** Work order **
Copy all entries verbatim and keep any pictures out of the copy.

Entries from a dataset of interfaces:
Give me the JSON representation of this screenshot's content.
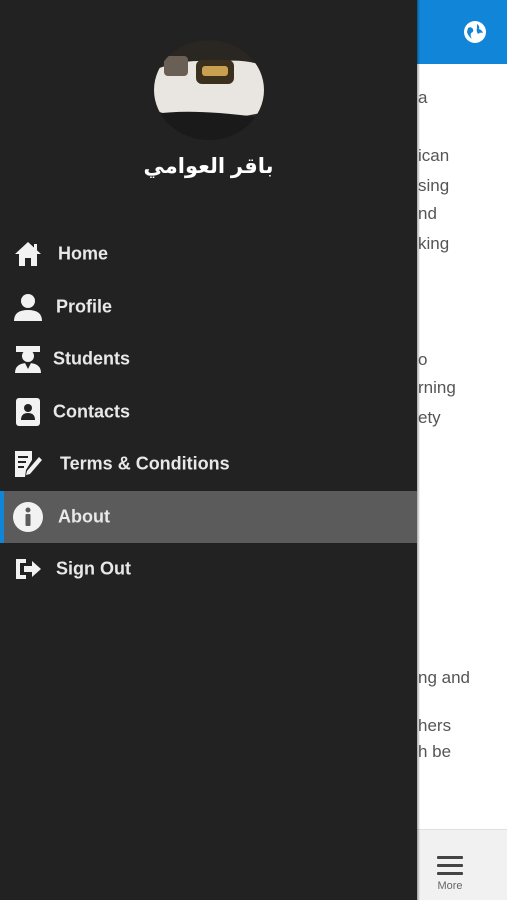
{
  "background": {
    "text_lines": [
      "a",
      "ican",
      "sing",
      "nd",
      "king",
      "o",
      "rning",
      "ety",
      "ng and",
      "hers",
      "h be"
    ],
    "bottom_nav": {
      "more_label": "More",
      "more_icon": "hamburger-icon"
    },
    "header_icon": "globe-icon"
  },
  "drawer": {
    "user_name": "باقر العوامي",
    "menu": [
      {
        "label": "Home",
        "icon": "home-icon"
      },
      {
        "label": "Profile",
        "icon": "person-icon"
      },
      {
        "label": "Students",
        "icon": "student-icon"
      },
      {
        "label": "Contacts",
        "icon": "contact-card-icon"
      },
      {
        "label": "Terms & Conditions",
        "icon": "document-edit-icon"
      },
      {
        "label": "About",
        "icon": "info-icon",
        "active": true
      },
      {
        "label": "Sign Out",
        "icon": "sign-out-icon"
      }
    ]
  },
  "colors": {
    "header": "#1186d8",
    "drawer_bg": "#222222",
    "active_item_bg": "#5b5b5b",
    "active_indicator": "#1186d8"
  }
}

** Exercise result **
Give me the JSON representation of this screenshot's content.
{
  "background": {
    "text_lines": [
      "a",
      "ican",
      "sing",
      "nd",
      "king",
      "o",
      "rning",
      "ety",
      "ng and",
      "hers",
      "h be"
    ],
    "bottom_nav": {
      "more_label": "More",
      "more_icon": "hamburger-icon"
    },
    "header_icon": "globe-icon"
  },
  "drawer": {
    "user_name": "باقر العوامي",
    "menu": [
      {
        "label": "Home",
        "icon": "home-icon"
      },
      {
        "label": "Profile",
        "icon": "person-icon"
      },
      {
        "label": "Students",
        "icon": "student-icon"
      },
      {
        "label": "Contacts",
        "icon": "contact-card-icon"
      },
      {
        "label": "Terms & Conditions",
        "icon": "document-edit-icon"
      },
      {
        "label": "About",
        "icon": "info-icon",
        "active": true
      },
      {
        "label": "Sign Out",
        "icon": "sign-out-icon"
      }
    ]
  },
  "colors": {
    "header": "#1186d8",
    "drawer_bg": "#222222",
    "active_item_bg": "#5b5b5b",
    "active_indicator": "#1186d8"
  }
}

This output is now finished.